It included those who participated in drafting the Taif Agreement, veteran diplomat Lakhdar Brahimi, who played an important role in reaching the pact, Walid Jumblatt, the head of the Progressive Socialist Party, MPs from the Free Patriotic Movement and presidential candidate Suleiman Franjieh.
Thirty-three years since the signing of the agreement, which ended 15 years of civil war in Lebanon, under Arab and international sponsorship, Saudi Arabia, the main player in reaching the agreement, reaffirmed its keenness on national reconciliation in Lebanon.
The forum was held against the backdrop of a campaign launched against the Taif Agreement by Hezbollah and its ally, the FPM.
Caretaker Prime Minister Najib Mikati said the forum is proof that Saudi Arabia still stands by Lebanon, and the large attendance shows that everyone agrees that the agreement is still the best one to implement.
Bukhari reiterated the keenness of Saudi Arabia and its leadership on Lebanon’s security, stability, and unity.
“We urgently need to embody the formula of coexistence addressed by the Taif Agreement, i.e. preserving the irrevocable Lebanese entity and conserving Lebanon’s identity and Arab belonging.”
Speaking about the French initiative to hold a national dialogue between the Lebanese parties, Bukhari noted that France, headed by President Emmanuel Macron, stressed that there is no French intention to review the Taif Agreement or amend the constitution.
Meanwhile, Brahimi praised the former Lebanese speaker, Hussein El-Husseini, for his role in reaching the agreement, and former Lebanese President Rene Mouawad, who was elected after the agreement was signed and was assassinated before he could carry out his duties.
He also recalled former Prime Minister Rafik Hariri and the late Saudi Foreign Minister Prince Saud Al-Faisal “who were the heroes of the Taif Agreement.”
Brahimi said: “The Taif Agreement paved the way for the Lebanese to build their new state. We had pinned hopes on the tripartite committee that was formed to accompany the Taif implementation process, and this was the will of King Fahd bin Abdulaziz and other Arab leaders, but Iraq’s invasion of Kuwait halted the committee’s work.”
Lebanon’s former premier, Fouad Siniora, said: “Electing a president that believes in the Taif Agreement is the most important thing to complement constitutional authorities and this requires good intentions from everyone.”
Walid Jumblatt said that “before looking into amending the Taif Agreement as proposed by some people, we should implement its terms, as well as other annexed terms, and eventually abolish political sectarianism according to a plan included in the agreement,” calling for the formation of a committee for this matter.
“All of this is meaningless as long as we don’t elect a president and subsequently form a credible government that implements the necessary reforms leading to economic and financial recovery.”
Priest Boulos Matar, representing the Maronite Patriarchate, said: “Christians and Muslims constitute one nation in the Taif Agreement.
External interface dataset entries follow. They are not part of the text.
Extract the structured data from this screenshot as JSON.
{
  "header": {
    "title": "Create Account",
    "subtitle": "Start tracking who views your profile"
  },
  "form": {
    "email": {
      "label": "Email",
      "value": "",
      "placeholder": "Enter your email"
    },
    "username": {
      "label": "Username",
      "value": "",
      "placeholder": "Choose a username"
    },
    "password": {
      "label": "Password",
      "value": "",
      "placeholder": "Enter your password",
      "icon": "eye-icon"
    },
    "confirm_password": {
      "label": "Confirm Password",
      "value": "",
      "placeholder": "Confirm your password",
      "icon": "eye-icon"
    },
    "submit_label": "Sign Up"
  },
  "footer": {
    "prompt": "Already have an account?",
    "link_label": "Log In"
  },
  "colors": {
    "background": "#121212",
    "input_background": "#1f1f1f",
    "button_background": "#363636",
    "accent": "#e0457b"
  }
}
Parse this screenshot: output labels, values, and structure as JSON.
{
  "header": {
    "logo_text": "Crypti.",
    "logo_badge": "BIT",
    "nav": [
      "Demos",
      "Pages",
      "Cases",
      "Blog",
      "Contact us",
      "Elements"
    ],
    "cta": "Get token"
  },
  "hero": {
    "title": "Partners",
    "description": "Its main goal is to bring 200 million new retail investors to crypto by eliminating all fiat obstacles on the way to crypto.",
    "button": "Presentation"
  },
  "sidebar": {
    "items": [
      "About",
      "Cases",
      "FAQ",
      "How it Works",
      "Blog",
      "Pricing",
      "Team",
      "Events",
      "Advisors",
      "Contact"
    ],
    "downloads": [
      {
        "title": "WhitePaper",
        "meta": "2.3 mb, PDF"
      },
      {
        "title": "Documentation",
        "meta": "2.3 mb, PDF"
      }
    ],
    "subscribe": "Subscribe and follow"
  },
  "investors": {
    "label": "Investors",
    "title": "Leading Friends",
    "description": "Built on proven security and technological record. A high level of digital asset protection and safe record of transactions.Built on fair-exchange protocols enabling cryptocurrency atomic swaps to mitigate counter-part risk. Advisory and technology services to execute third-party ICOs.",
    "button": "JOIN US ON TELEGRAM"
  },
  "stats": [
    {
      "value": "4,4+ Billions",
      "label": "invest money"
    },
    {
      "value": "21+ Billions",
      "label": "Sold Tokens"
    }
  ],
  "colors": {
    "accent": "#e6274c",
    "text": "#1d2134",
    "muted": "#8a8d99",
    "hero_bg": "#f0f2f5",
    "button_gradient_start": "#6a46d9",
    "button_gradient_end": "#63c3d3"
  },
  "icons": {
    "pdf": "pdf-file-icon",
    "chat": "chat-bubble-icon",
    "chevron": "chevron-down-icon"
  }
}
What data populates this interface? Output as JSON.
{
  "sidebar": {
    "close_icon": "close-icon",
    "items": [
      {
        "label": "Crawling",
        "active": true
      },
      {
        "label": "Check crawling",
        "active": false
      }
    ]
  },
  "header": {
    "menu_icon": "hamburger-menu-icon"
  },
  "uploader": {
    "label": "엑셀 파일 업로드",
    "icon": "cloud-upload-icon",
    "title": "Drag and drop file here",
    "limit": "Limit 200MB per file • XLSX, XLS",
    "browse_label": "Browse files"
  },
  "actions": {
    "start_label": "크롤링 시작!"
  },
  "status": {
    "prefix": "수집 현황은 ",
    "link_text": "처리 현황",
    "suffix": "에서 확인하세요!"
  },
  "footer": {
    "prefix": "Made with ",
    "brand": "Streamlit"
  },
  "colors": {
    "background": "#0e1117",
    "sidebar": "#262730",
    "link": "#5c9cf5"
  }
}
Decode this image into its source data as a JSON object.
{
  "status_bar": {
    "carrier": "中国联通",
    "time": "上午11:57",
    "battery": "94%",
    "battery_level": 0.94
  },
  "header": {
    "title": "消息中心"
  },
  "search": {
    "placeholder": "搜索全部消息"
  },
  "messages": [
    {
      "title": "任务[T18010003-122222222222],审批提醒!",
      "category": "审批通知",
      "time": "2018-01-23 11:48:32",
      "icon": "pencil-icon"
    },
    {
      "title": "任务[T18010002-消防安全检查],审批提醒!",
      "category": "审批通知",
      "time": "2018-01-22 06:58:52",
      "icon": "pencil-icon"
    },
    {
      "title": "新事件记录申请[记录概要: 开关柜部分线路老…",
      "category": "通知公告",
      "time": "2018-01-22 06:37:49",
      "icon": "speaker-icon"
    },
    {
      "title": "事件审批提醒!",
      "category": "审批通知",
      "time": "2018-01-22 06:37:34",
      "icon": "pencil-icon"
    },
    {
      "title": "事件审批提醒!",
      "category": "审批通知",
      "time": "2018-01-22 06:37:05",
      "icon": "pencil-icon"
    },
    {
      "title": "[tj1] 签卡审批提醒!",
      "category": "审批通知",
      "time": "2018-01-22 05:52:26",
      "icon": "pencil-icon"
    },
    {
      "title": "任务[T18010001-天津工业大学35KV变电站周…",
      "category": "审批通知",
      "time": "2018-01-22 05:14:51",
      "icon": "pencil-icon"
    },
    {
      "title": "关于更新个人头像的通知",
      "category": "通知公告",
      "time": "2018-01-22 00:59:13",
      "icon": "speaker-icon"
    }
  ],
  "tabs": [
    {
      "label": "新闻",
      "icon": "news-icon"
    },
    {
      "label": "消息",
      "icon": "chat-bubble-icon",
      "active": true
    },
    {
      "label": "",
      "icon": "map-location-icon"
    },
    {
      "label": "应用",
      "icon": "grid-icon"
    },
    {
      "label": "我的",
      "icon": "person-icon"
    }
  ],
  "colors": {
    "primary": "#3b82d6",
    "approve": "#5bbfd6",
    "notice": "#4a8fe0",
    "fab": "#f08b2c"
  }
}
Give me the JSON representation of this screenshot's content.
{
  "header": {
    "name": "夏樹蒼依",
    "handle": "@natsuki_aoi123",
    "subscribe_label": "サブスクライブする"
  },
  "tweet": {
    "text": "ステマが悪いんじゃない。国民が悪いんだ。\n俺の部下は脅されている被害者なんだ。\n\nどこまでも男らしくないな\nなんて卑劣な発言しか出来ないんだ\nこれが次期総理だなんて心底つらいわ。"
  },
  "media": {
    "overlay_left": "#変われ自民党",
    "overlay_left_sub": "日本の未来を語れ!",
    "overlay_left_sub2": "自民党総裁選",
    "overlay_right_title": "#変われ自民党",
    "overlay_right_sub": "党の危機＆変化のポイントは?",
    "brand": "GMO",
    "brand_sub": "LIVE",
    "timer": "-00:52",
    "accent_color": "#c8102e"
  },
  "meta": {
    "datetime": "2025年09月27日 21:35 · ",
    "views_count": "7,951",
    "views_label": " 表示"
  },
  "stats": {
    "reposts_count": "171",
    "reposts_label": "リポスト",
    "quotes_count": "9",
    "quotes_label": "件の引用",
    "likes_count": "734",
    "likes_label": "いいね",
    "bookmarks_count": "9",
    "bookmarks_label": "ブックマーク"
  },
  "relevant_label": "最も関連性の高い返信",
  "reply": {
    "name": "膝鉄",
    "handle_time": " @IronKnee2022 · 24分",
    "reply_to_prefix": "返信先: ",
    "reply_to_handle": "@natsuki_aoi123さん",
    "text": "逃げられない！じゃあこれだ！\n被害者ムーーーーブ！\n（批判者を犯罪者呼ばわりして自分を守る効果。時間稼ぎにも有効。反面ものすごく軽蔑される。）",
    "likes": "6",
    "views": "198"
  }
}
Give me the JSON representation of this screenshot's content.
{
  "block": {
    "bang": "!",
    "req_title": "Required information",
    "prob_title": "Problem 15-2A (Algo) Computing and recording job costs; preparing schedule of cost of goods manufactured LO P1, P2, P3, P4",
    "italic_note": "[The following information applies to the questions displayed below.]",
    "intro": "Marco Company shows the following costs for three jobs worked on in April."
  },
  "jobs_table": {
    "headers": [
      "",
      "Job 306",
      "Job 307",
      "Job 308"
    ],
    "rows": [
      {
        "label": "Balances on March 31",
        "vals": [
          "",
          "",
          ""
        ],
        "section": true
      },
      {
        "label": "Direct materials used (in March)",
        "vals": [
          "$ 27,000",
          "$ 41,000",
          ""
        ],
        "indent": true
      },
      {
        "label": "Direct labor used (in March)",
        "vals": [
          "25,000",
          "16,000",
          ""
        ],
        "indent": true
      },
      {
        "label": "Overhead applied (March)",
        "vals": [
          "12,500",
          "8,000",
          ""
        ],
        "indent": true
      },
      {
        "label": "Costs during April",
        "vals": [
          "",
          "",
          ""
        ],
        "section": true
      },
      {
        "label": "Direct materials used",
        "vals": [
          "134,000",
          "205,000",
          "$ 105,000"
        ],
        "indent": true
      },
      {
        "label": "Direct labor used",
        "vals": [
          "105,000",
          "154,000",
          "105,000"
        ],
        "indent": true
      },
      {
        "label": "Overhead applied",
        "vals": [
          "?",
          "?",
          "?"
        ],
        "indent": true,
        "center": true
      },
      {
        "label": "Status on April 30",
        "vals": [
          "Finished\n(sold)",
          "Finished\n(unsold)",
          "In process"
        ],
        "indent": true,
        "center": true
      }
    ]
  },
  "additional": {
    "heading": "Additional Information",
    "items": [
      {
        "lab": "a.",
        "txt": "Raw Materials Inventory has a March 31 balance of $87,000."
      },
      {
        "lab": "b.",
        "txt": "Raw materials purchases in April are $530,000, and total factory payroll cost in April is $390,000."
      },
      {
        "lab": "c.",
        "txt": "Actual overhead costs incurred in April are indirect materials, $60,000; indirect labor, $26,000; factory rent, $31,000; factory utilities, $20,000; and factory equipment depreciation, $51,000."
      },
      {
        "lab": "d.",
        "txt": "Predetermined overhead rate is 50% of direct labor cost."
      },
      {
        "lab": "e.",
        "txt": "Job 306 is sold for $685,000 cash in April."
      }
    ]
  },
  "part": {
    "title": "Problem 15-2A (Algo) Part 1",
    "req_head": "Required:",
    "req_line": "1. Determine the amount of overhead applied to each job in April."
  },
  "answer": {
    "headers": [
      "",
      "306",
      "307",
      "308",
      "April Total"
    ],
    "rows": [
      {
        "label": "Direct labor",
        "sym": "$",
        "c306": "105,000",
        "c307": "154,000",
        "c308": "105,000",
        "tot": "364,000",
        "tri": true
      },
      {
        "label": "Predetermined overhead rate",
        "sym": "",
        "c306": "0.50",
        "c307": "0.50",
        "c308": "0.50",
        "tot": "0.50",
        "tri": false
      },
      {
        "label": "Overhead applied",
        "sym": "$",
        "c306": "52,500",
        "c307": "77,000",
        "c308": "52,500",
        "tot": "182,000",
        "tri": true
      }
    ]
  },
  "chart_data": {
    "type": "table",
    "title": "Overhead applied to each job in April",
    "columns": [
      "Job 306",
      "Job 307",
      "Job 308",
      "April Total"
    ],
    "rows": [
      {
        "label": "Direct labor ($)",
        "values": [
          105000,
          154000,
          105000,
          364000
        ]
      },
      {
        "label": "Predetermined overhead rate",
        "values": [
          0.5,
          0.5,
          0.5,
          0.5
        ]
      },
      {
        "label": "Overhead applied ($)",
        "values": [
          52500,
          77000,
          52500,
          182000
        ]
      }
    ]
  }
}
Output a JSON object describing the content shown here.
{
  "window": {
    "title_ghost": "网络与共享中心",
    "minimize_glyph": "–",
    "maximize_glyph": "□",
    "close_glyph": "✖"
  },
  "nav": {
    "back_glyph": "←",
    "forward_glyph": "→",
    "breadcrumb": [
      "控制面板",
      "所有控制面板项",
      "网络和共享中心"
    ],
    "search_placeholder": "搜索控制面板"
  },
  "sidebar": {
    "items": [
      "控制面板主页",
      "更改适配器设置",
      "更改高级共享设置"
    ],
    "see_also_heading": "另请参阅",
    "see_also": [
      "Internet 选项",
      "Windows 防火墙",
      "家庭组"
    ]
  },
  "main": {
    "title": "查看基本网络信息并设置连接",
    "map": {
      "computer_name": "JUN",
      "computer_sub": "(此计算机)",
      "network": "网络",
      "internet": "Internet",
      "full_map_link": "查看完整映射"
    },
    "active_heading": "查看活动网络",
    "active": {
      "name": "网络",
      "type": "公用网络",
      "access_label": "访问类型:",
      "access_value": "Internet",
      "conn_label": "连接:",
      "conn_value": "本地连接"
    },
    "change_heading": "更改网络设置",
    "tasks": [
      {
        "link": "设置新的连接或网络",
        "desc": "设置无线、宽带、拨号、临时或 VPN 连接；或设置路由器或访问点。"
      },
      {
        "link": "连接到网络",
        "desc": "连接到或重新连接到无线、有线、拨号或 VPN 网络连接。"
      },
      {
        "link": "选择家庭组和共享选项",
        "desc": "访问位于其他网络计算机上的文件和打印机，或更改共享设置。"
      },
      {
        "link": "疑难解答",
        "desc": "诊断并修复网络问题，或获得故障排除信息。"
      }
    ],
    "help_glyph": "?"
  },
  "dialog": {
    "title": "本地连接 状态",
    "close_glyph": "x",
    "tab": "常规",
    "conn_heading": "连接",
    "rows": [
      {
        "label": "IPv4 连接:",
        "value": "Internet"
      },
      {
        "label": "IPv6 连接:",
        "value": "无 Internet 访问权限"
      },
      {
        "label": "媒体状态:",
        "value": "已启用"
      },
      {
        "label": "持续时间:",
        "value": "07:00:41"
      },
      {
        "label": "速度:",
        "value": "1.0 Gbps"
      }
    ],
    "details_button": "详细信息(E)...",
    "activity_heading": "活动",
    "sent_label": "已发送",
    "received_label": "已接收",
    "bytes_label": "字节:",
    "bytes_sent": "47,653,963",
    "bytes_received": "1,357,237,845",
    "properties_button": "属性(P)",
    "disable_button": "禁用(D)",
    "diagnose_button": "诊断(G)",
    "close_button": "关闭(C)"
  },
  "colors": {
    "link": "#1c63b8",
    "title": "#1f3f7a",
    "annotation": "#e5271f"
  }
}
In Lebanon, we are brothers in nationalism, Arabism and humanity, so I urge the Lebanese to put their conflicts under the roof of fraternity.
“The political system is subject to change based on a dialogue that should not cease.”
UN Special Coordinator for Lebanon Joanna Wronecka said the Taif Agreement is reaffirmed by international resolution 1701 in many clauses. This agreement set a frame to end sectarianism and strengthen peaceful coexistence. It also established a new political system that meets the aspirations of the Lebanese. Efforts should be made to implement the agreement in a way that guarantees the stability of Lebanon.”
Former MP Boutros Harb, who played a role in the Taif Agreement, said: “It is easy to criticize the agreement today but the killing and bombing that Lebanon had witnessed back then weren’t easy. The new formula required everyone’s compromise for Lebanon’s benefit.
Former MP Edmond Rizk said that “the essence of the agreement is a civilized partnership in a free system. There is no coercion in patriotism and the issue is not the text of the agreement.”
Former MP Talal Merhebi said that “many people talk about amending the Taif Agreement without reading it … there’s no such thing as Troika in the agreement and any meetings held outside Lebanon to turn against the Taif Agreement are a conspiracy against the country.”
Researcher Nizar Younes criticized turning Lebanon into a sectarian quota state through post-Taif practices and by replacing the Arab identity with populist identities.
He said: “If we don’t implement the Taif Agreement, we cannot preserve Lebanon.”